Exercise instructions >> For each line below that includes the string "Ctrl", show the whole line.

[Opening Input material section]

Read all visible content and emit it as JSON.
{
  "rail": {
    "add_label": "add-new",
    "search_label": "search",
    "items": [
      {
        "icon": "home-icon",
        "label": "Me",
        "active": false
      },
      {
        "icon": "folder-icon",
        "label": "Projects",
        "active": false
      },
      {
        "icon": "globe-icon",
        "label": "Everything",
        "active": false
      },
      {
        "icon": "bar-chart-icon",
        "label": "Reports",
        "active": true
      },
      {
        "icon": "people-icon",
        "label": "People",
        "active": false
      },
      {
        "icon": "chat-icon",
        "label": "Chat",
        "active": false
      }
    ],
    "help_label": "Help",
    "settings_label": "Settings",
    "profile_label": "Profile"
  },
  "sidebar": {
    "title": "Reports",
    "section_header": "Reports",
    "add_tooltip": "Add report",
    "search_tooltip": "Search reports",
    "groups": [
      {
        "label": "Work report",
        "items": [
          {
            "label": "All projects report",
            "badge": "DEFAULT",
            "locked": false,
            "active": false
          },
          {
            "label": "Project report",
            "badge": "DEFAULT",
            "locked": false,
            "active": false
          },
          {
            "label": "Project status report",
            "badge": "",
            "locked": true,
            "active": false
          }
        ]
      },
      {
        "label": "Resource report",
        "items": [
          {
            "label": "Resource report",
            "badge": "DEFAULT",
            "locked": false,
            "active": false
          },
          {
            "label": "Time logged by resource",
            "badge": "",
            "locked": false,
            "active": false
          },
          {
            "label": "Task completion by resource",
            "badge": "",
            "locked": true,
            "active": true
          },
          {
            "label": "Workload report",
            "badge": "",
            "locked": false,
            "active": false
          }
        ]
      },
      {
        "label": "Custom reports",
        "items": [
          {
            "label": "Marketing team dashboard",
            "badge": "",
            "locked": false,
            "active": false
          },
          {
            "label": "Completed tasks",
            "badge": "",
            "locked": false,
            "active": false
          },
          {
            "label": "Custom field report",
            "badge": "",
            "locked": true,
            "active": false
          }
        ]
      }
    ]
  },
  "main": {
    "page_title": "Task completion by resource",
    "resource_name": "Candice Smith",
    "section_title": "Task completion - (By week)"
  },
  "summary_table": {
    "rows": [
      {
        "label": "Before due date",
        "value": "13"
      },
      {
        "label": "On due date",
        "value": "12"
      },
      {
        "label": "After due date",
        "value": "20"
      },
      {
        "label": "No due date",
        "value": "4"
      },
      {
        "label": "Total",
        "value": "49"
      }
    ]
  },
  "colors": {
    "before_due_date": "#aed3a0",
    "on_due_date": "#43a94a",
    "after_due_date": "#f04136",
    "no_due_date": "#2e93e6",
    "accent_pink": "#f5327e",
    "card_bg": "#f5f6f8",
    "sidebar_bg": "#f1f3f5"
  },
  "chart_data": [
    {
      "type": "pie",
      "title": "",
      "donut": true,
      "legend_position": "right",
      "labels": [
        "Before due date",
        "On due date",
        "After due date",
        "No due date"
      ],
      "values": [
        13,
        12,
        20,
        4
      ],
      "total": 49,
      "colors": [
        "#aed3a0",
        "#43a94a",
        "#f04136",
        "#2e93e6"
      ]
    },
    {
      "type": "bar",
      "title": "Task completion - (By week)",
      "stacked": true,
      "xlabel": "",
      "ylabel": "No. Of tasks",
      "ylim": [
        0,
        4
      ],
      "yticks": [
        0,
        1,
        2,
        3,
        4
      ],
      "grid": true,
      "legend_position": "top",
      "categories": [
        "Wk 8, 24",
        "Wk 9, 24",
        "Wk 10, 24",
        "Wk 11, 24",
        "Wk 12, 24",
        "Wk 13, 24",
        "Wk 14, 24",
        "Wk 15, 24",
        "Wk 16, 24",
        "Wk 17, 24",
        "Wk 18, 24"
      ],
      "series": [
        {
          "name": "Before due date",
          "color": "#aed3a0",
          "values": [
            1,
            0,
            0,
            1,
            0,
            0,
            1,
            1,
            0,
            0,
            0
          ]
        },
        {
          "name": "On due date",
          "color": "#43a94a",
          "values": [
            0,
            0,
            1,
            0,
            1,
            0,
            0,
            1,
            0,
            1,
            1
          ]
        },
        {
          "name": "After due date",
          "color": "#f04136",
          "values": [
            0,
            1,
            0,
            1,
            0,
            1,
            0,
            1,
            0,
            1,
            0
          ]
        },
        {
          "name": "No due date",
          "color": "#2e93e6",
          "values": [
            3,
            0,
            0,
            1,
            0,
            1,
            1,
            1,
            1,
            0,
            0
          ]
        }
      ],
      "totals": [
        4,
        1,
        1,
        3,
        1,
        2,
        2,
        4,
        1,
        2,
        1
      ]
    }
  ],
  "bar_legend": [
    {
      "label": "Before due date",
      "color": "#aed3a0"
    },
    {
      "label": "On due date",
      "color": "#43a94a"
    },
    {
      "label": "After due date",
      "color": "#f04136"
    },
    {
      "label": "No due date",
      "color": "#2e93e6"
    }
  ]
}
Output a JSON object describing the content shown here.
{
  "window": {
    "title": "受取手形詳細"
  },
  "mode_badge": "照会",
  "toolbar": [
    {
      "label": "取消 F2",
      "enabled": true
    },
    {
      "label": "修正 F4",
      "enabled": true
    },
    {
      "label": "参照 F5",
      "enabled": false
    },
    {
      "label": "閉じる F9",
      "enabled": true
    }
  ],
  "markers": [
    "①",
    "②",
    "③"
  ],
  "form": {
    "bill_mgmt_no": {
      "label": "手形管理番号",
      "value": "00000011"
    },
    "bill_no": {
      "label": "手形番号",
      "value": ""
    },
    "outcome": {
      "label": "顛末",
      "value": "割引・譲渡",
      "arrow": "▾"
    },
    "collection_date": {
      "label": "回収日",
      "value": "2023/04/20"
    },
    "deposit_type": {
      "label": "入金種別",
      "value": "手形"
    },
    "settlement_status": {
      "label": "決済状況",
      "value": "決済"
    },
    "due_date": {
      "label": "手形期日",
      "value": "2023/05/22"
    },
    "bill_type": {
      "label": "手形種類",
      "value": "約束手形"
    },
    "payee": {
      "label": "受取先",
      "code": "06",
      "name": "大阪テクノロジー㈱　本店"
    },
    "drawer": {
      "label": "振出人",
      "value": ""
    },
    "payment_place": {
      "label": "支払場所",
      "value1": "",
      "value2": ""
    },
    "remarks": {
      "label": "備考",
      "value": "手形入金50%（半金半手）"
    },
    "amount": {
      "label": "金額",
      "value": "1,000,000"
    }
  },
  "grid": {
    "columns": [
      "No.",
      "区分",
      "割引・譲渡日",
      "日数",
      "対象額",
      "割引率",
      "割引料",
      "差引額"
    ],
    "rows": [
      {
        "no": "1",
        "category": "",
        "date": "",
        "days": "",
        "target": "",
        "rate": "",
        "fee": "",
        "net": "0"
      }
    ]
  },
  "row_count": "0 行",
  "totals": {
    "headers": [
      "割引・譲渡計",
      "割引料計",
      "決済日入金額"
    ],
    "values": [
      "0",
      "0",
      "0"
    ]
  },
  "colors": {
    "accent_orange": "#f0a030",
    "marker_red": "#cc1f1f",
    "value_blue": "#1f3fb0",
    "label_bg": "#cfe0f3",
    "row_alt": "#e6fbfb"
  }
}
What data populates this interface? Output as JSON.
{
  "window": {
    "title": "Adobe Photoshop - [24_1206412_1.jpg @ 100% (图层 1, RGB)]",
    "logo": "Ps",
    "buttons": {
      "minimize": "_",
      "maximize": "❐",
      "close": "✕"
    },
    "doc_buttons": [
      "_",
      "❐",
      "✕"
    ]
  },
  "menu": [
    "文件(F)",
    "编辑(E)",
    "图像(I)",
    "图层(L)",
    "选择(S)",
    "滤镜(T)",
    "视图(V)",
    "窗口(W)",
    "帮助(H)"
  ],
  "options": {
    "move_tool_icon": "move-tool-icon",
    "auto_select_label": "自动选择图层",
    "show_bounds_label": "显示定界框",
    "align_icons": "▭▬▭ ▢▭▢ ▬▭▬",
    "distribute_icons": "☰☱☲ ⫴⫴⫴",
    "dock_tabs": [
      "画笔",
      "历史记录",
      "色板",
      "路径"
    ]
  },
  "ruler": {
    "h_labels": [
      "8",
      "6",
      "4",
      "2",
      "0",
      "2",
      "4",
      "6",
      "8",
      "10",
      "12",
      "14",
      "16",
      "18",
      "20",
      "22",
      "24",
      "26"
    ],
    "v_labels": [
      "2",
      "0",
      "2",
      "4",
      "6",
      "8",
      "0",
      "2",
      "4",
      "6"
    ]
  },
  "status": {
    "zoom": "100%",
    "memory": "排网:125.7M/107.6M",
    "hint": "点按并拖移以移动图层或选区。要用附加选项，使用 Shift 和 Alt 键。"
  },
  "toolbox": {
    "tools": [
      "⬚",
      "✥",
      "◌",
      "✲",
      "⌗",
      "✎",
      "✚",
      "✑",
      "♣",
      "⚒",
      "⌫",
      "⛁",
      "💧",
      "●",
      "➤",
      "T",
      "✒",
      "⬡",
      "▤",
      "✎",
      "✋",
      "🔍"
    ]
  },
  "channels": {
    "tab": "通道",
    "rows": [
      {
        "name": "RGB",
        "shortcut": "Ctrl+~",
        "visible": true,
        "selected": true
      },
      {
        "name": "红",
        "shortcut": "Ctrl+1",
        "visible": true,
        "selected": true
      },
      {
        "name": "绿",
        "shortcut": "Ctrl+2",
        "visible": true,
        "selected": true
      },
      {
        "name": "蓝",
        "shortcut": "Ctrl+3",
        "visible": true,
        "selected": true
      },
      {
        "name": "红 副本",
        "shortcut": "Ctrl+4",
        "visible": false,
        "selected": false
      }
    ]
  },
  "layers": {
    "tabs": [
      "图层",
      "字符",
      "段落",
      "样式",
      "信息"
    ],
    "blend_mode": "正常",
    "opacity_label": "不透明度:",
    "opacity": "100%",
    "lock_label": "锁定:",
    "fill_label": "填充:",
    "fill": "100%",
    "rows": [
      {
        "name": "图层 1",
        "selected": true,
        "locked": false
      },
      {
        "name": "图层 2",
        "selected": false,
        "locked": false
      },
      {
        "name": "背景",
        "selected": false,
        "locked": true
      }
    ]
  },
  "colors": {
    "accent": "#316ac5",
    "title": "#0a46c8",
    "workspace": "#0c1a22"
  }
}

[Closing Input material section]

Task response >>
        "shortcut": "Ctrl+~",
        "shortcut": "Ctrl+1",
        "shortcut": "Ctrl+2",
        "shortcut": "Ctrl+3",
        "shortcut": "Ctrl+4",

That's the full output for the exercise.